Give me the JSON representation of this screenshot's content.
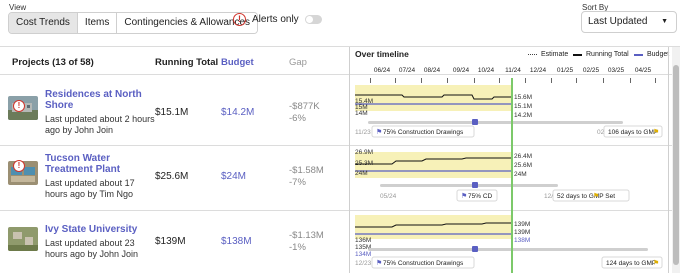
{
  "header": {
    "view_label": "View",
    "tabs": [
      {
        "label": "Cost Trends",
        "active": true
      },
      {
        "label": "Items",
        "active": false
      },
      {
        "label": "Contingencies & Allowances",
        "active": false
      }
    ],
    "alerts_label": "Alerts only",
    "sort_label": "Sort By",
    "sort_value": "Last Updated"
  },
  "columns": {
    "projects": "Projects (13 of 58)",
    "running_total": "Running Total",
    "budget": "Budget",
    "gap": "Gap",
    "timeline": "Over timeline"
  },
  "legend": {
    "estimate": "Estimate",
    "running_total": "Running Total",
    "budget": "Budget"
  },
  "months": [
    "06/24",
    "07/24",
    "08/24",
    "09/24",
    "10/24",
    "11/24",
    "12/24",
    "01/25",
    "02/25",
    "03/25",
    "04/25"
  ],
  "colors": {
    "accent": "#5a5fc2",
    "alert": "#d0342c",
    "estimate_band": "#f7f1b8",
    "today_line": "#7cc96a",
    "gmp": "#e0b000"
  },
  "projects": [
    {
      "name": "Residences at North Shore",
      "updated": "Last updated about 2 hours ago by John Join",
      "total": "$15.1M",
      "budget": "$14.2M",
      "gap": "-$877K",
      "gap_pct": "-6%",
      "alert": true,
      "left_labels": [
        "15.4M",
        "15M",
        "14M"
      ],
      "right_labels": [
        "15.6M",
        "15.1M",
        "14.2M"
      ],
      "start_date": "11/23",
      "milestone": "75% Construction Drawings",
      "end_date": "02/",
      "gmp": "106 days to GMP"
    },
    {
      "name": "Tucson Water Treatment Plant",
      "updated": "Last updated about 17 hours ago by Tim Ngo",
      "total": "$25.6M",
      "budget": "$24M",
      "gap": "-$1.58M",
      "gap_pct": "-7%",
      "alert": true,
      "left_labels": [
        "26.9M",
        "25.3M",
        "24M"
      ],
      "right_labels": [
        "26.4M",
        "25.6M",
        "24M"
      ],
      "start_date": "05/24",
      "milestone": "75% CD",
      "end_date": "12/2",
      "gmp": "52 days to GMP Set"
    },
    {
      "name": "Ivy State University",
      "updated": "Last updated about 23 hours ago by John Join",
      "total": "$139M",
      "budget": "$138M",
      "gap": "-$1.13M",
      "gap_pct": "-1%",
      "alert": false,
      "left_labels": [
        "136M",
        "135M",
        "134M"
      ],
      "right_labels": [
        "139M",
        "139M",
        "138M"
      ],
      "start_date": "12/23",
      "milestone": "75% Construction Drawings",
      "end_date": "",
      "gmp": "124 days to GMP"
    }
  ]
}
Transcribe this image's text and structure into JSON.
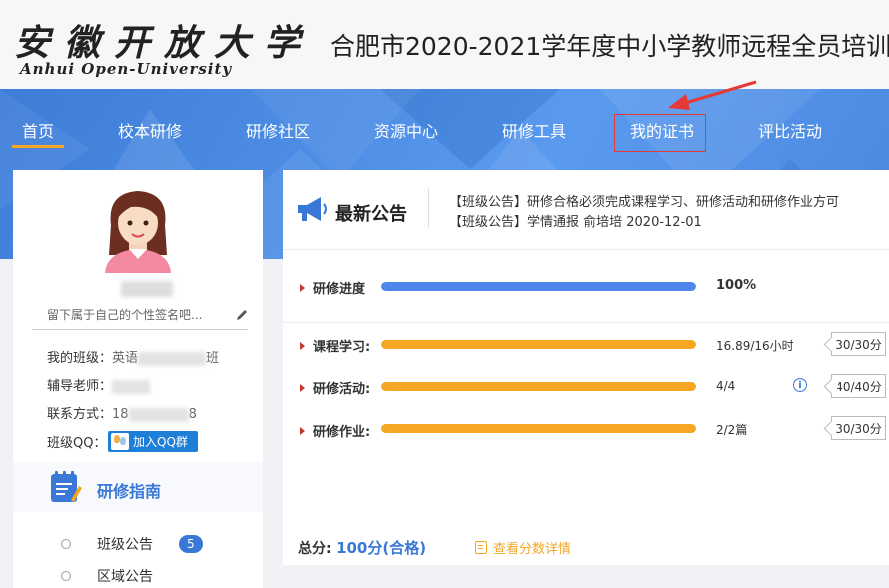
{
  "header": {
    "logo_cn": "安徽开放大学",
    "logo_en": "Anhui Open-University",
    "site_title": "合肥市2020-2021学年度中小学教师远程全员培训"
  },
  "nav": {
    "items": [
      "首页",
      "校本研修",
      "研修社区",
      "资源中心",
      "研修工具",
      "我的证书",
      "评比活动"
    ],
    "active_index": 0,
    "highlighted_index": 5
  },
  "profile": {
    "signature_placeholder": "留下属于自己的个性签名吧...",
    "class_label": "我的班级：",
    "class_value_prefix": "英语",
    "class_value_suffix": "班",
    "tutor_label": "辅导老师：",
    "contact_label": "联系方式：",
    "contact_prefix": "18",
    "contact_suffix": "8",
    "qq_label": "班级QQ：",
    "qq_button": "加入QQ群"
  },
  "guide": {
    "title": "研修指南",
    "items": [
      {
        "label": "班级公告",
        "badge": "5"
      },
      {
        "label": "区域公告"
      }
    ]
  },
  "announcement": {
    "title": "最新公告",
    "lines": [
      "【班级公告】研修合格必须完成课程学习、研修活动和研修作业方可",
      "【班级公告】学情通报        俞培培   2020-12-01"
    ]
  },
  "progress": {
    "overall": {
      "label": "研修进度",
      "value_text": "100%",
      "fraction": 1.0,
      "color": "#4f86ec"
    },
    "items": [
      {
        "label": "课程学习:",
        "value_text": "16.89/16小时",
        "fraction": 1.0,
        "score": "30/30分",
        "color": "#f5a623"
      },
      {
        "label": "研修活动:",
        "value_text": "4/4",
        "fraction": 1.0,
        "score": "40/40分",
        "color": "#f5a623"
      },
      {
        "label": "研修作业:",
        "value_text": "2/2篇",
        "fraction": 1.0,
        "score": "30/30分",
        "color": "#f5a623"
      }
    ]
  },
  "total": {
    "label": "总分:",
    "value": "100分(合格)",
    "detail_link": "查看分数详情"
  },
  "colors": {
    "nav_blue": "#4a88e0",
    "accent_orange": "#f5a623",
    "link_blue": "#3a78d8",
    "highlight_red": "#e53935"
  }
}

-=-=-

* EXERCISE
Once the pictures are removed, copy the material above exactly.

* FINISHED TASK
Give me the JSON representation of this screenshot's content.
{
  "header": {
    "view_label": "View",
    "tabs": [
      {
        "label": "Cost Trends",
        "active": true
      },
      {
        "label": "Items",
        "active": false
      },
      {
        "label": "Contingencies & Allowances",
        "active": false
      }
    ],
    "alerts_label": "Alerts only",
    "sort_label": "Sort By",
    "sort_value": "Last Updated"
  },
  "columns": {
    "projects": "Projects (13 of 58)",
    "running_total": "Running Total",
    "budget": "Budget",
    "gap": "Gap",
    "timeline": "Over timeline"
  },
  "legend": {
    "estimate": "Estimate",
    "running_total": "Running Total",
    "budget": "Budget"
  },
  "months": [
    "06/24",
    "07/24",
    "08/24",
    "09/24",
    "10/24",
    "11/24",
    "12/24",
    "01/25",
    "02/25",
    "03/25",
    "04/25"
  ],
  "colors": {
    "accent": "#5a5fc2",
    "alert": "#d0342c",
    "estimate_band": "#f7f1b8",
    "today_line": "#7cc96a",
    "gmp": "#e0b000"
  },
  "projects": [
    {
      "name": "Residences at North Shore",
      "updated": "Last updated about 2 hours ago by John Join",
      "total": "$15.1M",
      "budget": "$14.2M",
      "gap": "-$877K",
      "gap_pct": "-6%",
      "alert": true,
      "left_labels": [
        "15.4M",
        "15M",
        "14M"
      ],
      "right_labels": [
        "15.6M",
        "15.1M",
        "14.2M"
      ],
      "start_date": "11/23",
      "milestone": "75% Construction Drawings",
      "end_date": "02/",
      "gmp": "106 days to GMP"
    },
    {
      "name": "Tucson Water Treatment Plant",
      "updated": "Last updated about 17 hours ago by Tim Ngo",
      "total": "$25.6M",
      "budget": "$24M",
      "gap": "-$1.58M",
      "gap_pct": "-7%",
      "alert": true,
      "left_labels": [
        "26.9M",
        "25.3M",
        "24M"
      ],
      "right_labels": [
        "26.4M",
        "25.6M",
        "24M"
      ],
      "start_date": "05/24",
      "milestone": "75% CD",
      "end_date": "12/2",
      "gmp": "52 days to GMP Set"
    },
    {
      "name": "Ivy State University",
      "updated": "Last updated about 23 hours ago by John Join",
      "total": "$139M",
      "budget": "$138M",
      "gap": "-$1.13M",
      "gap_pct": "-1%",
      "alert": false,
      "left_labels": [
        "136M",
        "135M",
        "134M"
      ],
      "right_labels": [
        "139M",
        "139M",
        "138M"
      ],
      "start_date": "12/23",
      "milestone": "75% Construction Drawings",
      "end_date": "",
      "gmp": "124 days to GMP"
    }
  ]
}
Transcribe this image's text and structure into JSON.
{
  "header": {
    "logo_cn": "安徽开放大学",
    "logo_en": "Anhui Open-University",
    "site_title": "合肥市2020-2021学年度中小学教师远程全员培训"
  },
  "nav": {
    "items": [
      "首页",
      "校本研修",
      "研修社区",
      "资源中心",
      "研修工具",
      "我的证书",
      "评比活动"
    ],
    "active_index": 0,
    "highlighted_index": 5
  },
  "profile": {
    "signature_placeholder": "留下属于自己的个性签名吧...",
    "class_label": "我的班级：",
    "class_value_prefix": "英语",
    "class_value_suffix": "班",
    "tutor_label": "辅导老师：",
    "contact_label": "联系方式：",
    "contact_prefix": "18",
    "contact_suffix": "8",
    "qq_label": "班级QQ：",
    "qq_button": "加入QQ群"
  },
  "guide": {
    "title": "研修指南",
    "items": [
      {
        "label": "班级公告",
        "badge": "5"
      },
      {
        "label": "区域公告"
      }
    ]
  },
  "announcement": {
    "title": "最新公告",
    "lines": [
      "【班级公告】研修合格必须完成课程学习、研修活动和研修作业方可",
      "【班级公告】学情通报        俞培培   2020-12-01"
    ]
  },
  "progress": {
    "overall": {
      "label": "研修进度",
      "value_text": "100%",
      "fraction": 1.0,
      "color": "#4f86ec"
    },
    "items": [
      {
        "label": "课程学习:",
        "value_text": "16.89/16小时",
        "fraction": 1.0,
        "score": "30/30分",
        "color": "#f5a623"
      },
      {
        "label": "研修活动:",
        "value_text": "4/4",
        "fraction": 1.0,
        "score": "40/40分",
        "color": "#f5a623"
      },
      {
        "label": "研修作业:",
        "value_text": "2/2篇",
        "fraction": 1.0,
        "score": "30/30分",
        "color": "#f5a623"
      }
    ]
  },
  "total": {
    "label": "总分:",
    "value": "100分(合格)",
    "detail_link": "查看分数详情"
  },
  "colors": {
    "nav_blue": "#4a88e0",
    "accent_orange": "#f5a623",
    "link_blue": "#3a78d8",
    "highlight_red": "#e53935"
  }
}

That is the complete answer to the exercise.